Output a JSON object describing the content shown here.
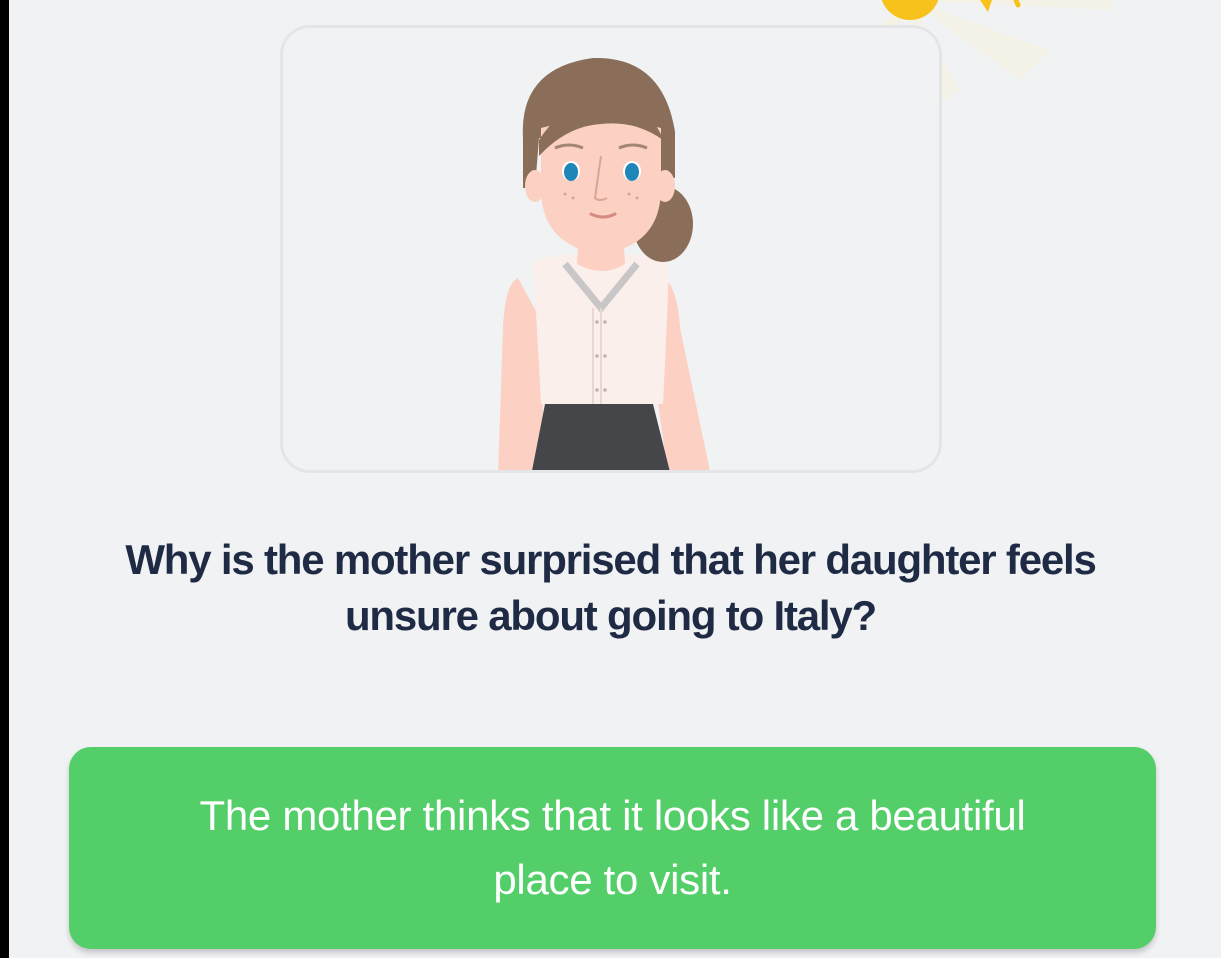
{
  "question": {
    "text": "Why is the mother surprised that her daughter feels unsure about going to Italy?"
  },
  "answer_option": {
    "label": "The mother thinks that it looks like a beautiful place to visit.",
    "state": "correct"
  },
  "character": {
    "role": "mother",
    "icon": "woman-character-illustration"
  },
  "decoration": {
    "icon": "sun-icon"
  },
  "colors": {
    "background": "#f1f2f4",
    "question_text": "#1f2a44",
    "answer_correct": "#53ce69",
    "sun": "#f8c21c",
    "hair": "#8a6e5a",
    "skin": "#fcd0c2",
    "eyes": "#1e86b8",
    "blouse": "#fbefec",
    "skirt": "#454649"
  }
}
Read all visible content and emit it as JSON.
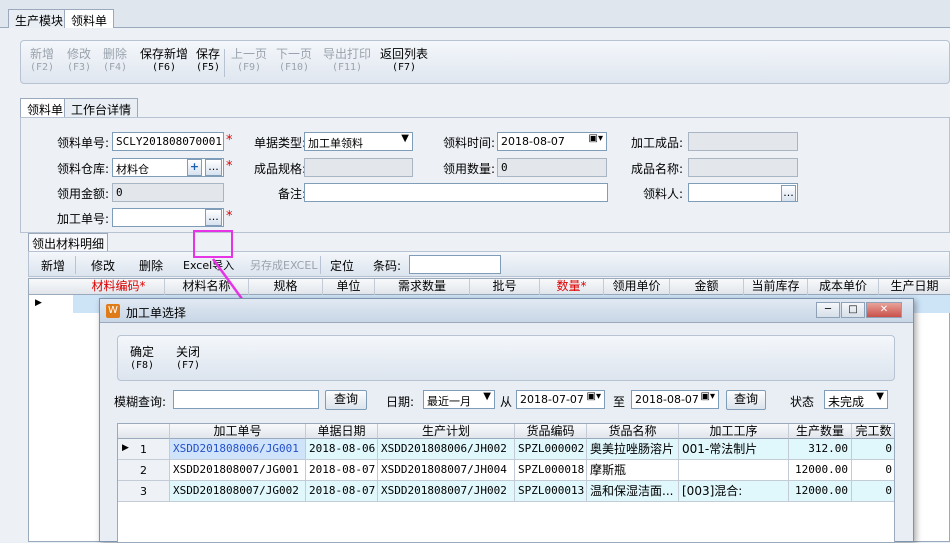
{
  "top_tabs": [
    "生产模块",
    "领料单"
  ],
  "toolbar": [
    {
      "label": "新增",
      "key": "(F2)",
      "disabled": true
    },
    {
      "label": "修改",
      "key": "(F3)",
      "disabled": true
    },
    {
      "label": "删除",
      "key": "(F4)",
      "disabled": true
    },
    {
      "label": "保存新增",
      "key": "(F6)",
      "disabled": false
    },
    {
      "label": "保存",
      "key": "(F5)",
      "disabled": false
    },
    {
      "label": "上一页",
      "key": "(F9)",
      "disabled": true
    },
    {
      "label": "下一页",
      "key": "(F10)",
      "disabled": true
    },
    {
      "label": "导出打印",
      "key": "(F11)",
      "disabled": true
    },
    {
      "label": "返回列表",
      "key": "(F7)",
      "disabled": false
    }
  ],
  "form_tabs": [
    "领料单",
    "工作台详情"
  ],
  "form": {
    "order_no_label": "领料单号:",
    "order_no": "SCLY201808070001",
    "doc_type_label": "单据类型:",
    "doc_type": "加工单领料",
    "pick_time_label": "领料时间:",
    "pick_time": "2018-08-07",
    "product_label": "加工成品:",
    "warehouse_label": "领料仓库:",
    "warehouse": "材料仓",
    "spec_label": "成品规格:",
    "qty_label": "领用数量:",
    "qty": "0",
    "product_name_label": "成品名称:",
    "amount_label": "领用金额:",
    "amount": "0",
    "remark_label": "备注:",
    "picker_label": "领料人:",
    "process_no_label": "加工单号:",
    "add_symbol": "+",
    "more_symbol": "...",
    "required_mark": "*"
  },
  "detail": {
    "tab": "领出材料明细",
    "buttons": [
      {
        "label": "新增",
        "disabled": false
      },
      {
        "label": "修改",
        "disabled": false
      },
      {
        "label": "删除",
        "disabled": false
      },
      {
        "label": "Excel导入",
        "disabled": false
      },
      {
        "label": "另存成EXCEL",
        "disabled": true
      },
      {
        "label": "定位",
        "disabled": false
      }
    ],
    "barcode_label": "条码:",
    "columns": [
      "材料编码*",
      "材料名称",
      "规格",
      "单位",
      "需求数量",
      "批号",
      "数量*",
      "领用单价",
      "金额",
      "当前库存",
      "成本单价",
      "生产日期"
    ]
  },
  "modal": {
    "title": "加工单选择",
    "window_buttons": [
      "─",
      "□",
      "✕"
    ],
    "toolbar": [
      {
        "label": "确定",
        "key": "(F8)"
      },
      {
        "label": "关闭",
        "key": "(F7)"
      }
    ],
    "fuzzy_label": "模糊查询:",
    "query_btn": "查询",
    "date_label": "日期:",
    "date_range": "最近一月",
    "from_label": "从",
    "from_date": "2018-07-07",
    "to_label": "至",
    "to_date": "2018-08-07",
    "status_label": "状态",
    "status": "未完成",
    "columns": [
      "加工单号",
      "单据日期",
      "生产计划",
      "货品编码",
      "货品名称",
      "加工工序",
      "生产数量",
      "完工数"
    ],
    "rows": [
      {
        "n": "1",
        "cells": [
          "XSDD201808006/JG001",
          "2018-08-06",
          "XSDD201808006/JH002",
          "SPZL000002",
          "奥美拉唑肠溶片",
          "001-常法制片",
          "312.00",
          "0"
        ]
      },
      {
        "n": "2",
        "cells": [
          "XSDD201808007/JG001",
          "2018-08-07",
          "XSDD201808007/JH004",
          "SPZL000018",
          "摩斯瓶",
          "",
          "12000.00",
          "0"
        ]
      },
      {
        "n": "3",
        "cells": [
          "XSDD201808007/JG002",
          "2018-08-07",
          "XSDD201808007/JH002",
          "SPZL000013",
          "温和保湿洁面...",
          "[003]混合:",
          "12000.00",
          "0"
        ]
      }
    ]
  },
  "colors": {
    "highlight": "#e633e6",
    "required": "#dd0000",
    "selected_text": "#2450c8"
  }
}
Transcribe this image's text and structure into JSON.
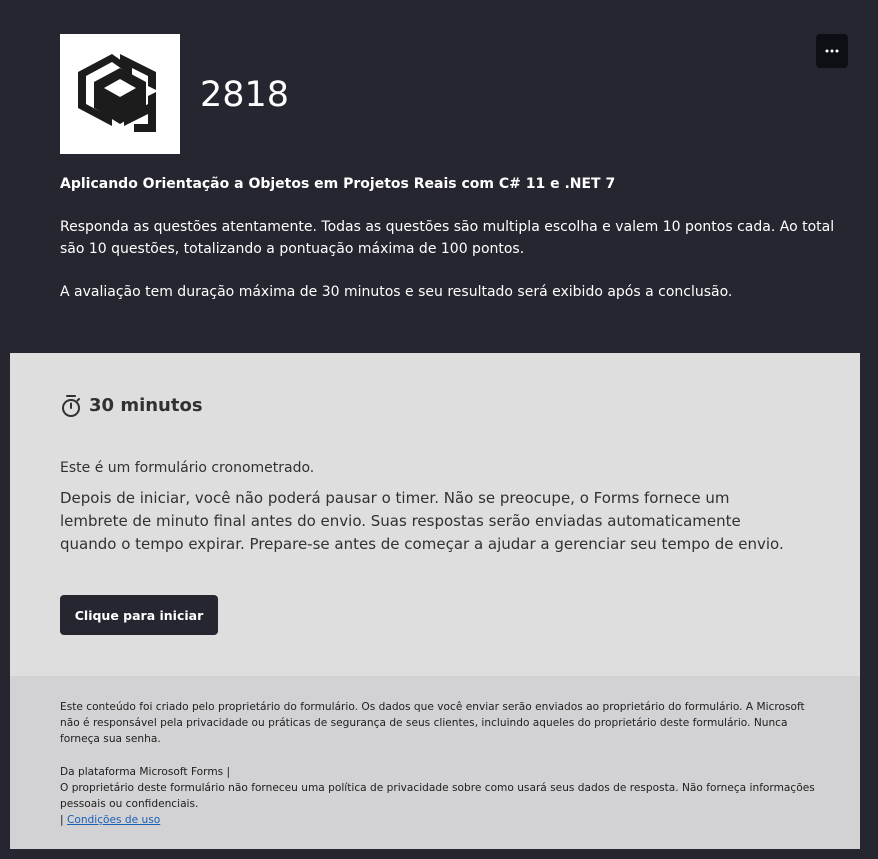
{
  "header": {
    "form_id": "2818",
    "course_title": "Aplicando Orientação a Objetos em Projetos Reais com C# 11 e .NET 7",
    "description_1": "Responda as questões atentamente. Todas as questões são multipla escolha e valem 10 pontos cada. Ao total são 10 questões, totalizando a pontuação máxima de 100 pontos.",
    "description_2": "A avaliação tem duração máxima de 30 minutos e seu resultado será exibido após a conclusão.",
    "more_icon": "more-horizontal-icon"
  },
  "timer": {
    "icon": "stopwatch-icon",
    "label": "30 minutos",
    "title": "Este é um formulário cronometrado.",
    "description": "Depois de iniciar, você não poderá pausar o timer. Não se preocupe, o Forms fornece um lembrete de minuto final antes do envio. Suas respostas serão enviadas automaticamente quando o tempo expirar. Prepare-se antes de começar a ajudar a gerenciar seu tempo de envio.",
    "start_button": "Clique para iniciar"
  },
  "footer": {
    "disclaimer": "Este conteúdo foi criado pelo proprietário do formulário. Os dados que você enviar serão enviados ao proprietário do formulário. A Microsoft não é responsável pela privacidade ou práticas de segurança de seus clientes, incluindo aqueles do proprietário deste formulário. Nunca forneça sua senha.",
    "platform": "Da plataforma Microsoft Forms |",
    "privacy_note": "O proprietário deste formulário não forneceu uma política de privacidade sobre como usará seus dados de resposta. Não forneça informações pessoais ou confidenciais.",
    "separator": "| ",
    "terms_link": "Condições de uso"
  },
  "colors": {
    "background": "#25262f",
    "card": "#dedede",
    "footer": "#d2d2d5",
    "button": "#25262f",
    "link": "#1a5fb4"
  }
}
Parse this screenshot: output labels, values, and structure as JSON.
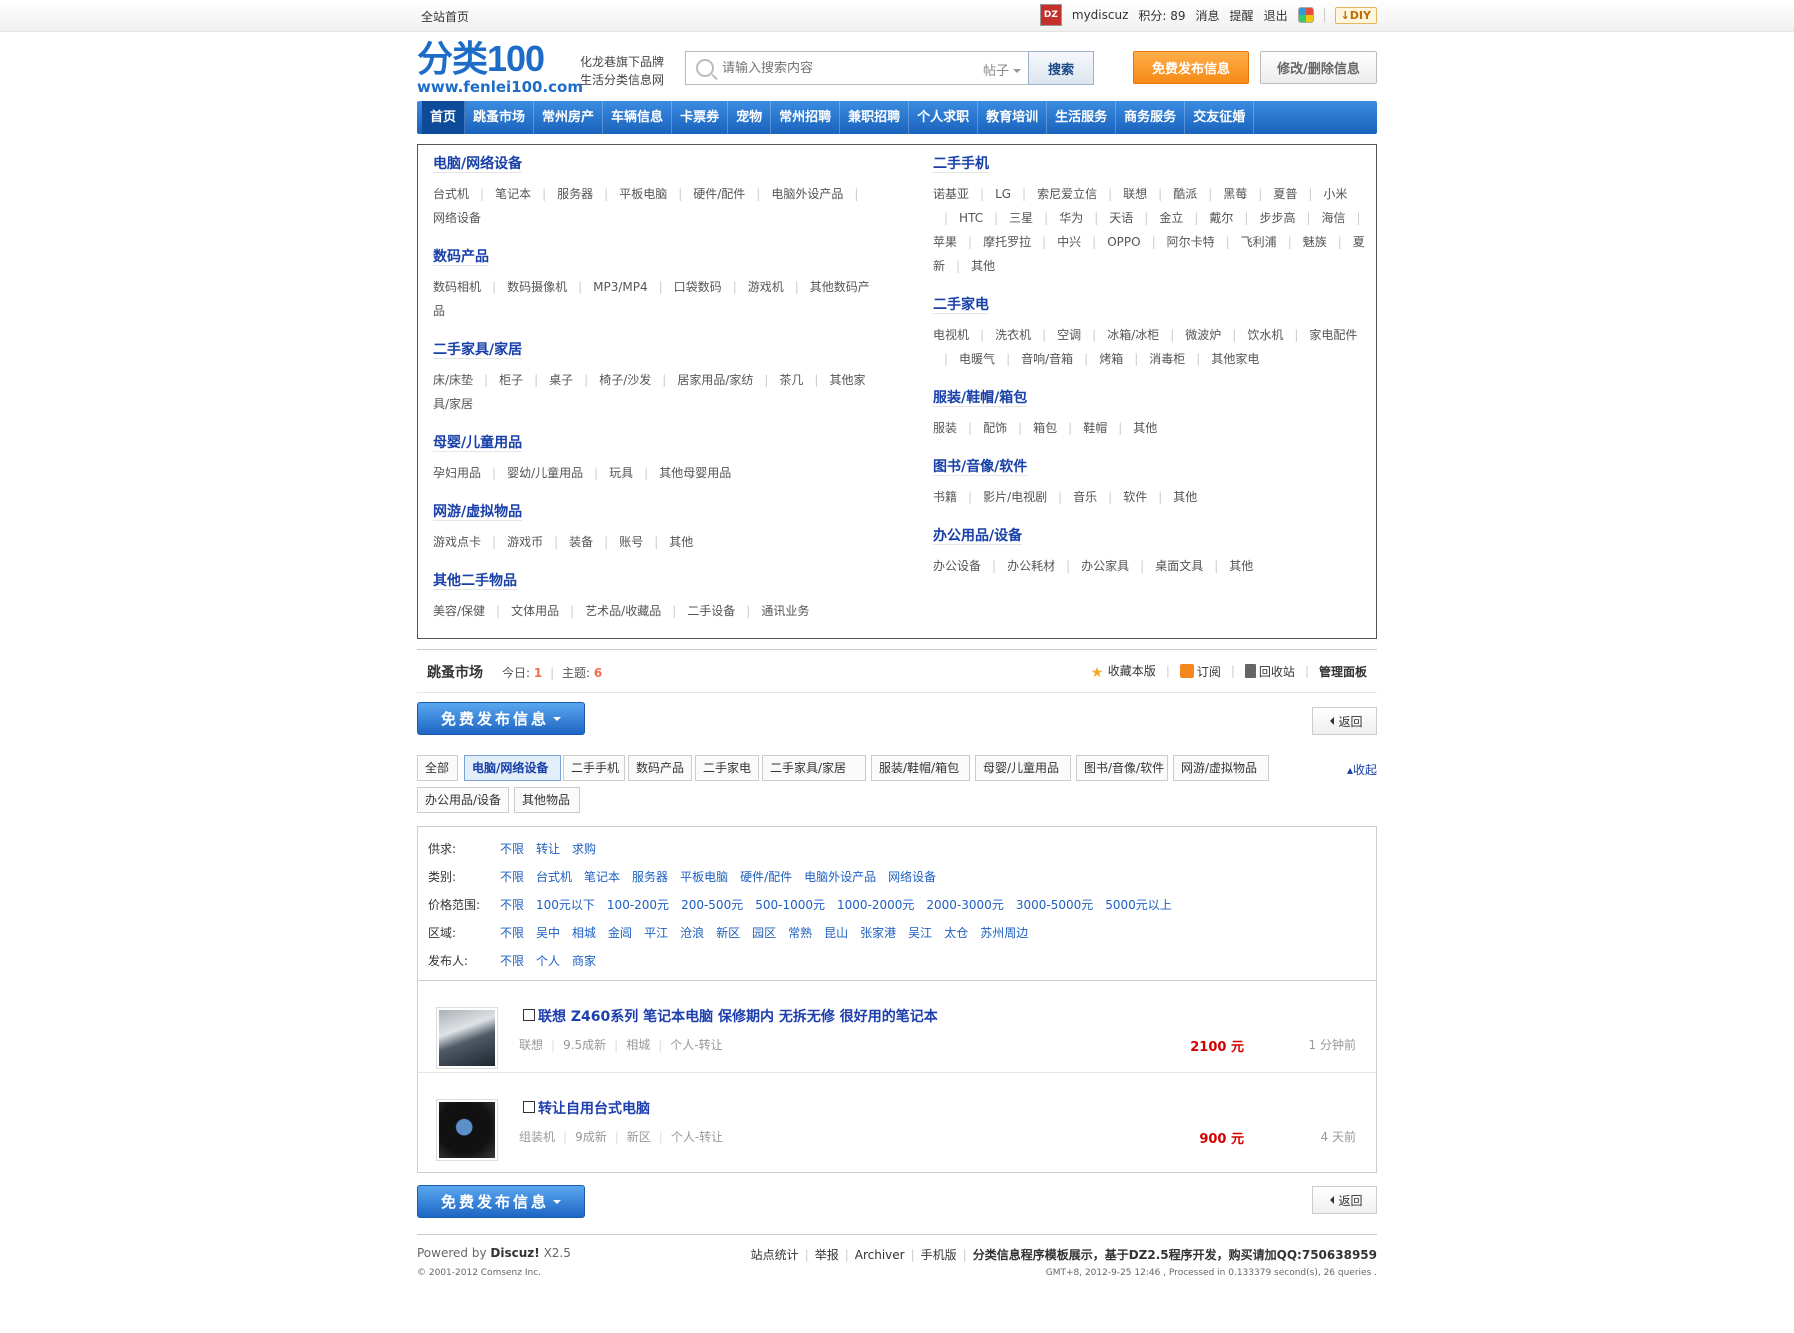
{
  "topbar": {
    "home": "全站首页",
    "avatar_text": "DZ",
    "username": "mydiscuz",
    "points": "积分: 89",
    "messages": "消息",
    "reminders": "提醒",
    "logout": "退出",
    "diy": "DIY"
  },
  "header": {
    "logo_main": "分类100",
    "logo_url": "www.fenlei100.com",
    "slogan_1": "化龙巷旗下品牌",
    "slogan_2": "生活分类信息网",
    "search_placeholder": "请输入搜索内容",
    "search_scope": "帖子",
    "search_button": "搜索",
    "post_button": "免费发布信息",
    "edit_button": "修改/删除信息"
  },
  "nav": [
    "首页",
    "跳蚤市场",
    "常州房产",
    "车辆信息",
    "卡票券",
    "宠物",
    "常州招聘",
    "兼职招聘",
    "个人求职",
    "教育培训",
    "生活服务",
    "商务服务",
    "交友征婚"
  ],
  "categories": {
    "left": [
      {
        "title": "电脑/网络设备",
        "items": [
          "台式机",
          "笔记本",
          "服务器",
          "平板电脑",
          "硬件/配件",
          "电脑外设产品",
          "网络设备"
        ]
      },
      {
        "title": "数码产品",
        "items": [
          "数码相机",
          "数码摄像机",
          "MP3/MP4",
          "口袋数码",
          "游戏机",
          "其他数码产品"
        ]
      },
      {
        "title": "二手家具/家居",
        "items": [
          "床/床垫",
          "柜子",
          "桌子",
          "椅子/沙发",
          "居家用品/家纺",
          "茶几",
          "其他家具/家居"
        ]
      },
      {
        "title": "母婴/儿童用品",
        "items": [
          "孕妇用品",
          "婴幼/儿童用品",
          "玩具",
          "其他母婴用品"
        ]
      },
      {
        "title": "网游/虚拟物品",
        "items": [
          "游戏点卡",
          "游戏币",
          "装备",
          "账号",
          "其他"
        ]
      },
      {
        "title": "其他二手物品",
        "items": [
          "美容/保健",
          "文体用品",
          "艺术品/收藏品",
          "二手设备",
          "通讯业务"
        ]
      }
    ],
    "right": [
      {
        "title": "二手手机",
        "items": [
          "诺基亚",
          "LG",
          "索尼爱立信",
          "联想",
          "酷派",
          "黑莓",
          "夏普",
          "小米",
          "HTC",
          "三星",
          "华为",
          "天语",
          "金立",
          "戴尔",
          "步步高",
          "海信",
          "苹果",
          "摩托罗拉",
          "中兴",
          "OPPO",
          "阿尔卡特",
          "飞利浦",
          "魅族",
          "夏新",
          "其他"
        ]
      },
      {
        "title": "二手家电",
        "items": [
          "电视机",
          "洗衣机",
          "空调",
          "冰箱/冰柜",
          "微波炉",
          "饮水机",
          "家电配件",
          "电暖气",
          "音响/音箱",
          "烤箱",
          "消毒柜",
          "其他家电"
        ]
      },
      {
        "title": "服装/鞋帽/箱包",
        "items": [
          "服装",
          "配饰",
          "箱包",
          "鞋帽",
          "其他"
        ]
      },
      {
        "title": "图书/音像/软件",
        "items": [
          "书籍",
          "影片/电视剧",
          "音乐",
          "软件",
          "其他"
        ]
      },
      {
        "title": "办公用品/设备",
        "items": [
          "办公设备",
          "办公耗材",
          "办公家具",
          "桌面文具",
          "其他"
        ]
      }
    ]
  },
  "forum": {
    "name": "跳蚤市场",
    "today_label": "今日:",
    "today_value": "1",
    "topics_label": "主题:",
    "topics_value": "6",
    "fav": "收藏本版",
    "subscribe": "订阅",
    "recycle": "回收站",
    "admin": "管理面板"
  },
  "actions": {
    "post": "免费发布信息",
    "back": "返回"
  },
  "tabs": [
    "全部",
    "电脑/网络设备",
    "二手手机",
    "数码产品",
    "二手家电",
    "二手家具/家居",
    "服装/鞋帽/箱包",
    "母婴/儿童用品",
    "图书/音像/软件",
    "网游/虚拟物品",
    "办公用品/设备",
    "其他物品"
  ],
  "collapse": "收起",
  "filters": [
    {
      "label": "供求:",
      "options": [
        "不限",
        "转让",
        "求购"
      ]
    },
    {
      "label": "类别:",
      "options": [
        "不限",
        "台式机",
        "笔记本",
        "服务器",
        "平板电脑",
        "硬件/配件",
        "电脑外设产品",
        "网络设备"
      ]
    },
    {
      "label": "价格范围:",
      "options": [
        "不限",
        "100元以下",
        "100-200元",
        "200-500元",
        "500-1000元",
        "1000-2000元",
        "2000-3000元",
        "3000-5000元",
        "5000元以上"
      ]
    },
    {
      "label": "区域:",
      "options": [
        "不限",
        "吴中",
        "相城",
        "金阊",
        "平江",
        "沧浪",
        "新区",
        "园区",
        "常熟",
        "昆山",
        "张家港",
        "吴江",
        "太仓",
        "苏州周边"
      ]
    },
    {
      "label": "发布人:",
      "options": [
        "不限",
        "个人",
        "商家"
      ]
    }
  ],
  "listings": [
    {
      "title": "联想 Z460系列 笔记本电脑 保修期内 无拆无修 很好用的笔记本",
      "meta": [
        "联想",
        "9.5成新",
        "相城",
        "个人-转让"
      ],
      "price": "2100",
      "unit": "元",
      "time": "1 分钟前"
    },
    {
      "title": "转让自用台式电脑",
      "meta": [
        "组装机",
        "9成新",
        "新区",
        "个人-转让"
      ],
      "price": "900",
      "unit": "元",
      "time": "4 天前"
    }
  ],
  "footer": {
    "powered_prefix": "Powered by",
    "powered_brand": "Discuz!",
    "powered_version": "X2.5",
    "copyright": "© 2001-2012 Comsenz Inc.",
    "links": [
      "站点统计",
      "举报",
      "Archiver",
      "手机版"
    ],
    "note": "分类信息程序模板展示，基于DZ2.5程序开发，购买请加QQ:750638959",
    "info": "GMT+8, 2012-9-25 12:46 , Processed in 0.133379 second(s), 26 queries ."
  }
}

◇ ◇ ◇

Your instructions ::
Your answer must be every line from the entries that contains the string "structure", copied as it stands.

Reply to the exercise ::
Transcribe this image's text and structure into JSON.
Parse this screenshot: output labels, values, and structure as JSON.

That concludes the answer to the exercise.